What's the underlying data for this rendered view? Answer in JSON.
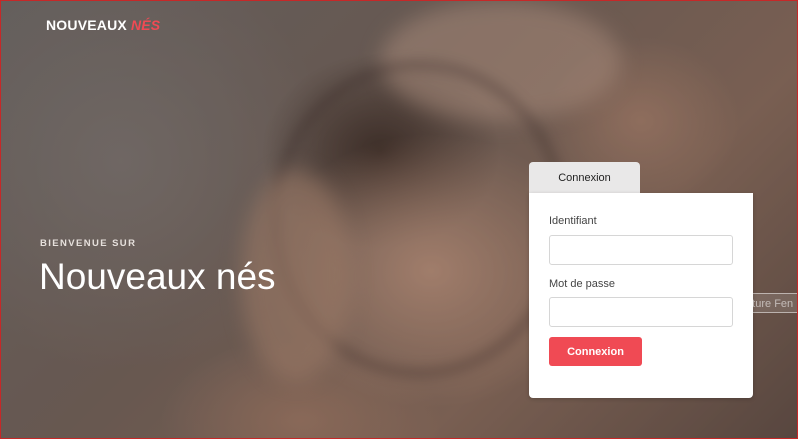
{
  "brand": {
    "name": "NOUVEAUX",
    "accent": "NÉS"
  },
  "hero": {
    "welcome": "BIENVENUE SUR",
    "title": "Nouveaux nés"
  },
  "login": {
    "tab_label": "Connexion",
    "username_label": "Identifiant",
    "username_value": "",
    "password_label": "Mot de passe",
    "password_value": "",
    "submit_label": "Connexion"
  },
  "overlay": {
    "partial_text": "Capture Fen"
  },
  "colors": {
    "accent": "#f04a54",
    "tab_bg": "#e9e8e8",
    "card_bg": "#ffffff"
  },
  "background": {
    "image": "sleeping-newborn-photo"
  }
}
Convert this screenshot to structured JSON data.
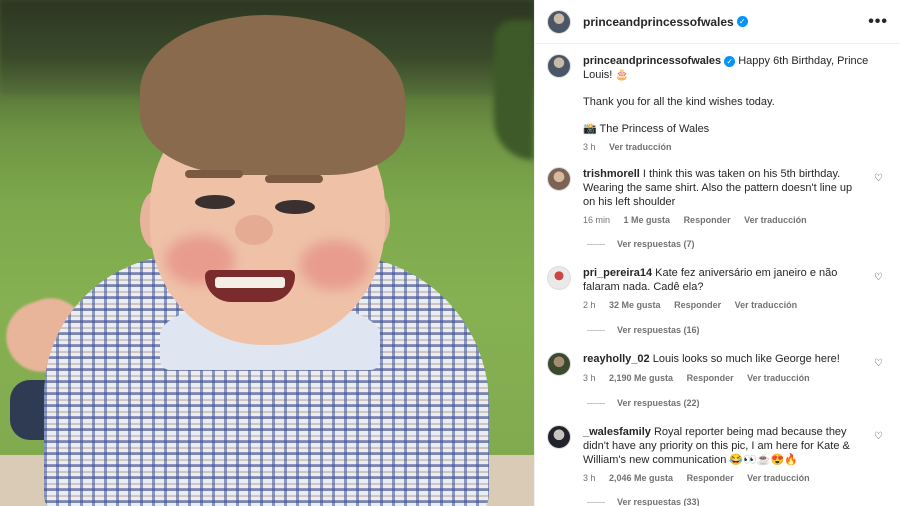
{
  "post": {
    "username": "princeandprincessofwales",
    "verified_mark": "✓",
    "menu_icon": "•••"
  },
  "caption": {
    "username": "princeandprincessofwales",
    "text": "Happy 6th Birthday, Prince Louis! 🎂",
    "line2": "Thank you for all the kind wishes today.",
    "credit": "📸 The Princess of Wales",
    "time": "3 h",
    "translate": "Ver traducción"
  },
  "comments": [
    {
      "username": "trishmorell",
      "text": "I think this was taken on his 5th birthday. Wearing the same shirt. Also the pattern doesn't line up on his left shoulder",
      "time": "16 min",
      "likes": "1 Me gusta",
      "reply": "Responder",
      "translate": "Ver traducción",
      "view_replies": "Ver respuestas (7)"
    },
    {
      "username": "pri_pereira14",
      "text": "Kate fez aniversário em janeiro e não falaram nada. Cadê ela?",
      "time": "2 h",
      "likes": "32 Me gusta",
      "reply": "Responder",
      "translate": "Ver traducción",
      "view_replies": "Ver respuestas (16)"
    },
    {
      "username": "reayholly_02",
      "text": "Louis looks so much like George here!",
      "time": "3 h",
      "likes": "2,190 Me gusta",
      "reply": "Responder",
      "translate": "Ver traducción",
      "view_replies": "Ver respuestas (22)"
    },
    {
      "username": "_walesfamily",
      "text": "Royal reporter being mad because they didn't have any priority on this pic, I am here for Kate & William's new communication 😂👀☕😍🔥",
      "time": "3 h",
      "likes": "2,046 Me gusta",
      "reply": "Responder",
      "translate": "Ver traducción",
      "view_replies": "Ver respuestas (33)"
    }
  ],
  "icons": {
    "heart": "♡"
  }
}
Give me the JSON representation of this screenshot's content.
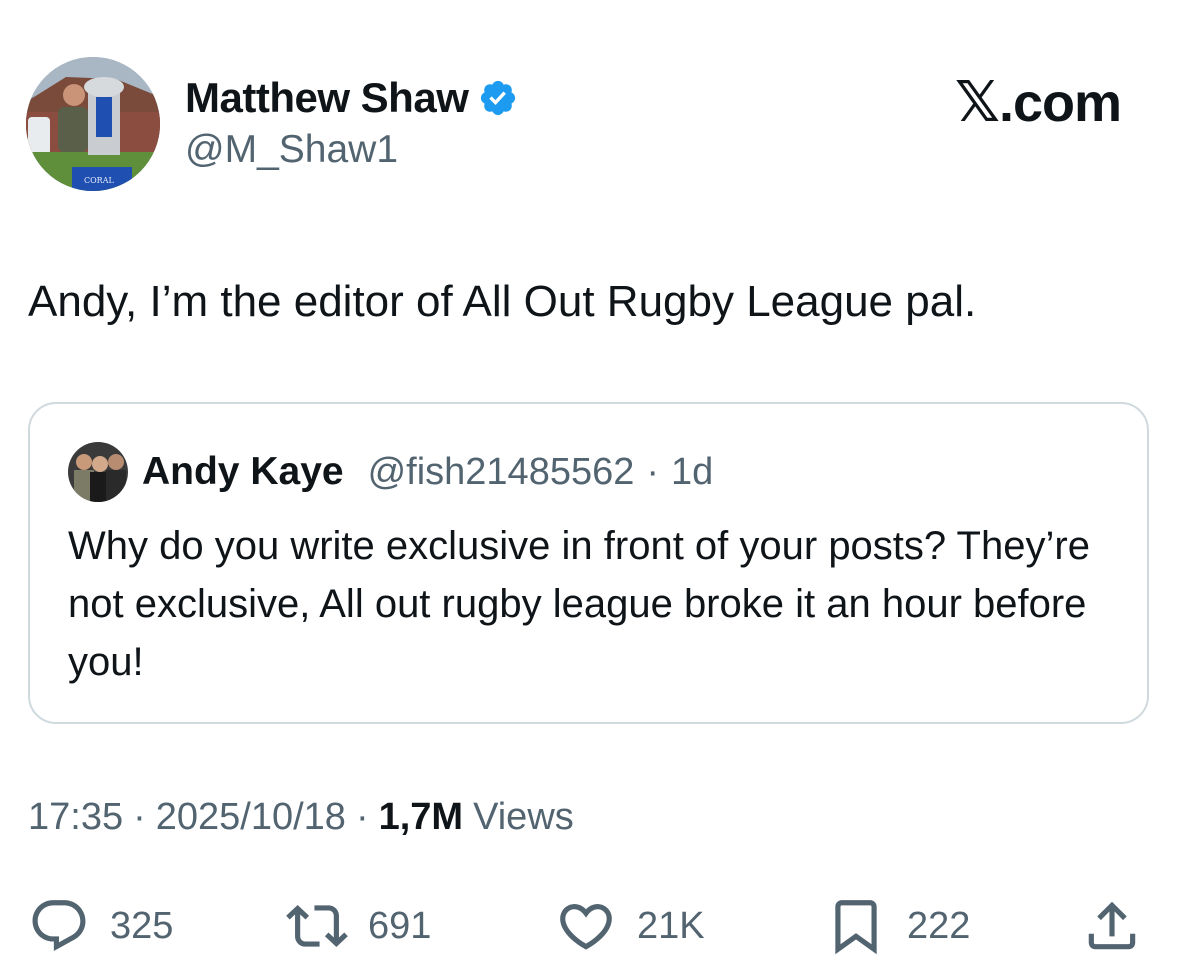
{
  "brand": {
    "text": ".com"
  },
  "author": {
    "name": "Matthew Shaw",
    "handle": "@M_Shaw1",
    "avatar_icon": "trophy-photo",
    "verified_icon": "verified-badge-icon",
    "verified_color": "#1d9bf0"
  },
  "tweet": {
    "text": "Andy, I’m the editor of All Out Rugby League pal."
  },
  "quote": {
    "name": "Andy Kaye",
    "handle": "@fish21485562",
    "separator": "·",
    "time": "1d",
    "text": "Why do you write exclusive in front of your posts? They’re not exclusive, All out rugby league broke it an hour before you!"
  },
  "meta": {
    "time": "17:35",
    "dot1": "·",
    "date": "2025/10/18",
    "dot2": "·",
    "views_count": "1,7M",
    "views_label": "Views"
  },
  "actions": {
    "replies": "325",
    "reposts": "691",
    "likes": "21K",
    "bookmarks": "222"
  },
  "colors": {
    "text": "#0f1419",
    "secondary": "#536471",
    "border": "#cfd9de",
    "accent": "#1d9bf0"
  }
}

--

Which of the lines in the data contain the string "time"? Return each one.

    "time": "3 h",
      "time": "16 min",
      "time": "2 h",
      "time": "3 h",
      "time": "3 h",
    "time": "1d",
    "time": "17:35",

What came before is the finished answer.